(Stored data)
───

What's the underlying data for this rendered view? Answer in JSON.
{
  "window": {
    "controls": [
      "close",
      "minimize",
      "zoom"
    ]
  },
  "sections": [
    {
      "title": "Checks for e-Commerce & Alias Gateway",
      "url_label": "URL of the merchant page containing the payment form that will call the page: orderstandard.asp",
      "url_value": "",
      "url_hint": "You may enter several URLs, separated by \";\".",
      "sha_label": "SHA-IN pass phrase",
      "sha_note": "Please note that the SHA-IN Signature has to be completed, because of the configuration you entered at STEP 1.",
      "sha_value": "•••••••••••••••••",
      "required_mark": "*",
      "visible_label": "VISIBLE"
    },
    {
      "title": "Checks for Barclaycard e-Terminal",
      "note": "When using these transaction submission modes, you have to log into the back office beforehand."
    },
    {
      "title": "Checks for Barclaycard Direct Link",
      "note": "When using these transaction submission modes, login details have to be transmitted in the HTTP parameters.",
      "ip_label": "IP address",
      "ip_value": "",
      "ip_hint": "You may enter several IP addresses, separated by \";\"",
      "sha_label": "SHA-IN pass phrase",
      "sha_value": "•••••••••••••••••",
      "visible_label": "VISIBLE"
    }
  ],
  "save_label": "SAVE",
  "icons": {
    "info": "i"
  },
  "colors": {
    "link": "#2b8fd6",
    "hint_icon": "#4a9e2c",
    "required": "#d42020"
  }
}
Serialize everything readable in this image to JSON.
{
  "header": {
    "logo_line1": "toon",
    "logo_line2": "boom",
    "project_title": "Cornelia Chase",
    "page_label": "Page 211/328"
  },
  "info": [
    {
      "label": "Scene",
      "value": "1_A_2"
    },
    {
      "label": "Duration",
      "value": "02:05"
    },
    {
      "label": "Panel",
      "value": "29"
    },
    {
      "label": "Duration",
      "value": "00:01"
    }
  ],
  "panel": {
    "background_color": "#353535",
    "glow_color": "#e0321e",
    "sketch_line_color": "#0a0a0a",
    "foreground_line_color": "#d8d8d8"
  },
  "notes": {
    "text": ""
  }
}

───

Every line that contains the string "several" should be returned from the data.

Solution —
      "url_hint": "You may enter several URLs, separated by \";\".",
      "ip_hint": "You may enter several IP addresses, separated by \";\"",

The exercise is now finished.